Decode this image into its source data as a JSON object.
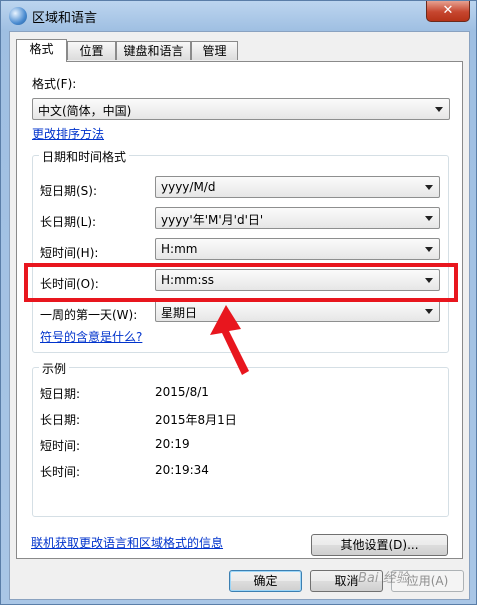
{
  "window": {
    "title": "区域和语言",
    "close_label": "✕"
  },
  "tabs": [
    {
      "label": "格式",
      "active": true
    },
    {
      "label": "位置",
      "active": false
    },
    {
      "label": "键盘和语言",
      "active": false
    },
    {
      "label": "管理",
      "active": false
    }
  ],
  "format": {
    "label": "格式(F):",
    "value": "中文(简体，中国)",
    "sort_link": "更改排序方法"
  },
  "datetime_group": {
    "title": "日期和时间格式",
    "rows": [
      {
        "label": "短日期(S):",
        "value": "yyyy/M/d"
      },
      {
        "label": "长日期(L):",
        "value": "yyyy'年'M'月'd'日'"
      },
      {
        "label": "短时间(H):",
        "value": "H:mm"
      },
      {
        "label": "长时间(O):",
        "value": "H:mm:ss"
      },
      {
        "label": "一周的第一天(W):",
        "value": "星期日"
      }
    ],
    "symbol_link": "符号的含意是什么?"
  },
  "example_group": {
    "title": "示例",
    "rows": [
      {
        "label": "短日期:",
        "value": "2015/8/1"
      },
      {
        "label": "长日期:",
        "value": "2015年8月1日"
      },
      {
        "label": "短时间:",
        "value": "20:19"
      },
      {
        "label": "长时间:",
        "value": "20:19:34"
      }
    ]
  },
  "other_settings_label": "其他设置(D)...",
  "online_link": "联机获取更改语言和区域格式的信息",
  "footer": {
    "ok": "确定",
    "cancel": "取消",
    "apply": "应用(A)"
  },
  "annotation_color": "#e8161e",
  "watermark": "Bai 经验"
}
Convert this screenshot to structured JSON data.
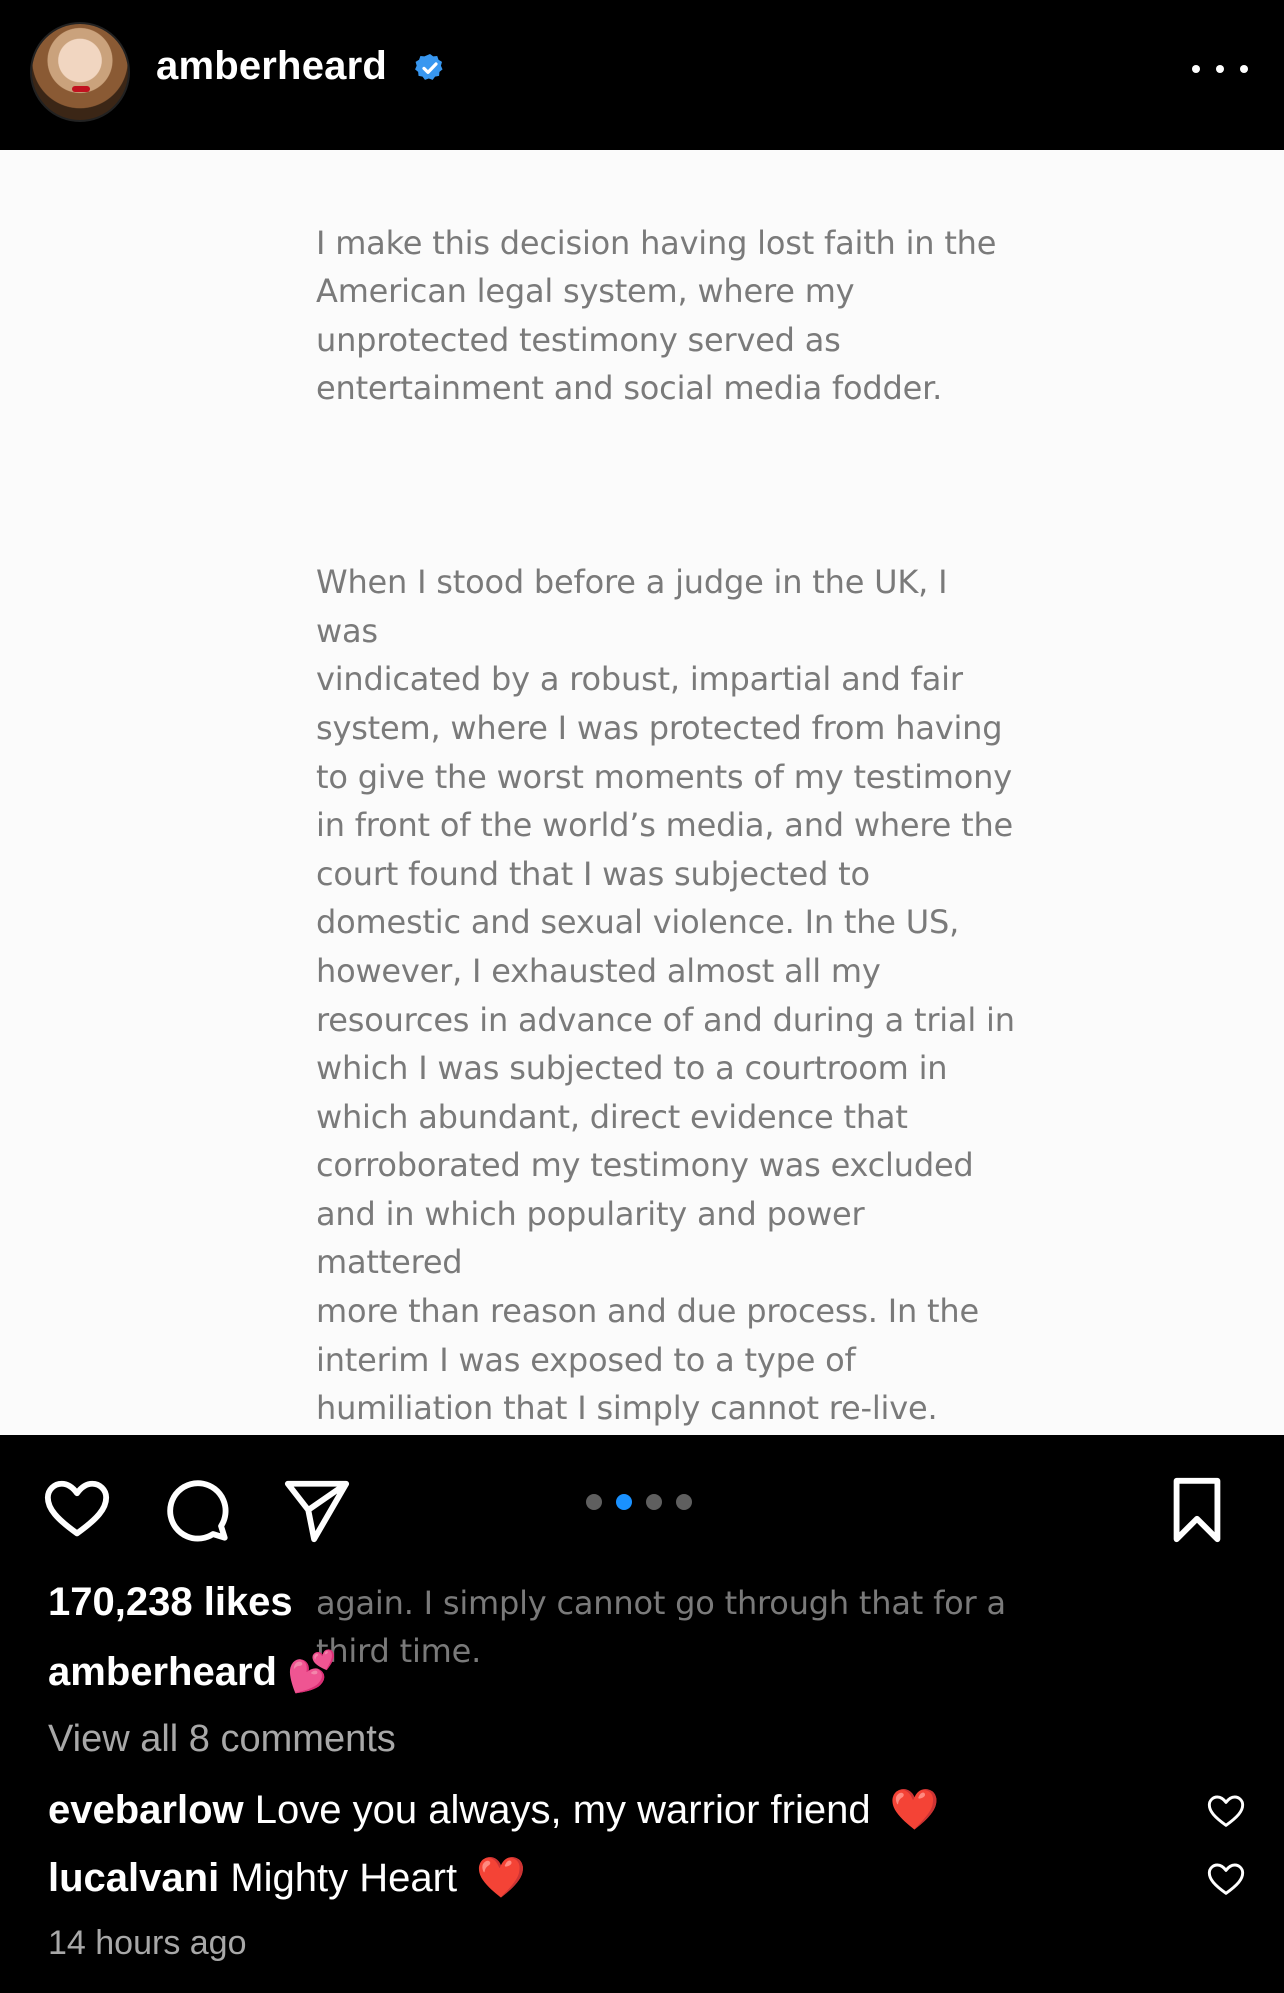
{
  "header": {
    "username": "amberheard",
    "verified_icon": "verified-badge-icon",
    "more_icon": "more-options-icon"
  },
  "post": {
    "paragraphs": [
      "I make this decision having lost faith in the\nAmerican legal system, where my\nunprotected testimony served as\nentertainment and social media fodder.",
      "When I stood before a judge in the UK, I was\nvindicated by a robust, impartial and fair\nsystem, where I was protected from having\nto give the worst moments of my testimony\nin front of the world’s media, and where the\ncourt found that I was subjected to\ndomestic and sexual violence. In the US,\nhowever, I exhausted almost all my\nresources in advance of and during a trial in\nwhich I was subjected to a courtroom in\nwhich abundant, direct evidence that\ncorroborated my testimony was excluded\nand in which popularity and power mattered\nmore than reason and due process. In the\ninterim I was exposed to a type of\nhumiliation that I simply cannot re-live.\nEven if my US appeal is successful, the best\noutcome would be a re-trial where a new\njury would have to consider the evidence\nagain. I simply cannot go through that for a\nthird time."
    ],
    "carousel": {
      "count": 4,
      "active_index": 1
    }
  },
  "actions": {
    "like_icon": "heart-icon",
    "comment_icon": "comment-icon",
    "share_icon": "send-icon",
    "save_icon": "bookmark-icon"
  },
  "likes": "170,238 likes",
  "caption": {
    "username": "amberheard",
    "emoji": "💕"
  },
  "view_all": "View all 8 comments",
  "comments": [
    {
      "user": "evebarlow",
      "text": "Love you always, my warrior friend",
      "emoji": "❤️"
    },
    {
      "user": "lucalvani",
      "text": "Mighty Heart",
      "emoji": "❤️"
    }
  ],
  "time": "14 hours ago",
  "colors": {
    "background": "#000000",
    "accent_blue": "#1a91ff",
    "secondary_text": "#a8a8a8"
  }
}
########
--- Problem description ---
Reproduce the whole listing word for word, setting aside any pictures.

--- Response to the task ---
Decode this image into its source data as a JSON object.
{
  "window": {
    "title": "区域和语言",
    "close_label": "✕"
  },
  "tabs": [
    {
      "label": "格式",
      "active": true
    },
    {
      "label": "位置",
      "active": false
    },
    {
      "label": "键盘和语言",
      "active": false
    },
    {
      "label": "管理",
      "active": false
    }
  ],
  "format": {
    "label": "格式(F):",
    "value": "中文(简体，中国)",
    "sort_link": "更改排序方法"
  },
  "datetime_group": {
    "title": "日期和时间格式",
    "rows": [
      {
        "label": "短日期(S):",
        "value": "yyyy/M/d"
      },
      {
        "label": "长日期(L):",
        "value": "yyyy'年'M'月'd'日'"
      },
      {
        "label": "短时间(H):",
        "value": "H:mm"
      },
      {
        "label": "长时间(O):",
        "value": "H:mm:ss"
      },
      {
        "label": "一周的第一天(W):",
        "value": "星期日"
      }
    ],
    "symbol_link": "符号的含意是什么?"
  },
  "example_group": {
    "title": "示例",
    "rows": [
      {
        "label": "短日期:",
        "value": "2015/8/1"
      },
      {
        "label": "长日期:",
        "value": "2015年8月1日"
      },
      {
        "label": "短时间:",
        "value": "20:19"
      },
      {
        "label": "长时间:",
        "value": "20:19:34"
      }
    ]
  },
  "other_settings_label": "其他设置(D)...",
  "online_link": "联机获取更改语言和区域格式的信息",
  "footer": {
    "ok": "确定",
    "cancel": "取消",
    "apply": "应用(A)"
  },
  "annotation_color": "#e8161e",
  "watermark": "Bai 经验"
}
Convert this screenshot to structured JSON data.
{
  "header": {
    "username": "amberheard",
    "verified_icon": "verified-badge-icon",
    "more_icon": "more-options-icon"
  },
  "post": {
    "paragraphs": [
      "I make this decision having lost faith in the\nAmerican legal system, where my\nunprotected testimony served as\nentertainment and social media fodder.",
      "When I stood before a judge in the UK, I was\nvindicated by a robust, impartial and fair\nsystem, where I was protected from having\nto give the worst moments of my testimony\nin front of the world’s media, and where the\ncourt found that I was subjected to\ndomestic and sexual violence. In the US,\nhowever, I exhausted almost all my\nresources in advance of and during a trial in\nwhich I was subjected to a courtroom in\nwhich abundant, direct evidence that\ncorroborated my testimony was excluded\nand in which popularity and power mattered\nmore than reason and due process. In the\ninterim I was exposed to a type of\nhumiliation that I simply cannot re-live.\nEven if my US appeal is successful, the best\noutcome would be a re-trial where a new\njury would have to consider the evidence\nagain. I simply cannot go through that for a\nthird time."
    ],
    "carousel": {
      "count": 4,
      "active_index": 1
    }
  },
  "actions": {
    "like_icon": "heart-icon",
    "comment_icon": "comment-icon",
    "share_icon": "send-icon",
    "save_icon": "bookmark-icon"
  },
  "likes": "170,238 likes",
  "caption": {
    "username": "amberheard",
    "emoji": "💕"
  },
  "view_all": "View all 8 comments",
  "comments": [
    {
      "user": "evebarlow",
      "text": "Love you always, my warrior friend",
      "emoji": "❤️"
    },
    {
      "user": "lucalvani",
      "text": "Mighty Heart",
      "emoji": "❤️"
    }
  ],
  "time": "14 hours ago",
  "colors": {
    "background": "#000000",
    "accent_blue": "#1a91ff",
    "secondary_text": "#a8a8a8"
  }
}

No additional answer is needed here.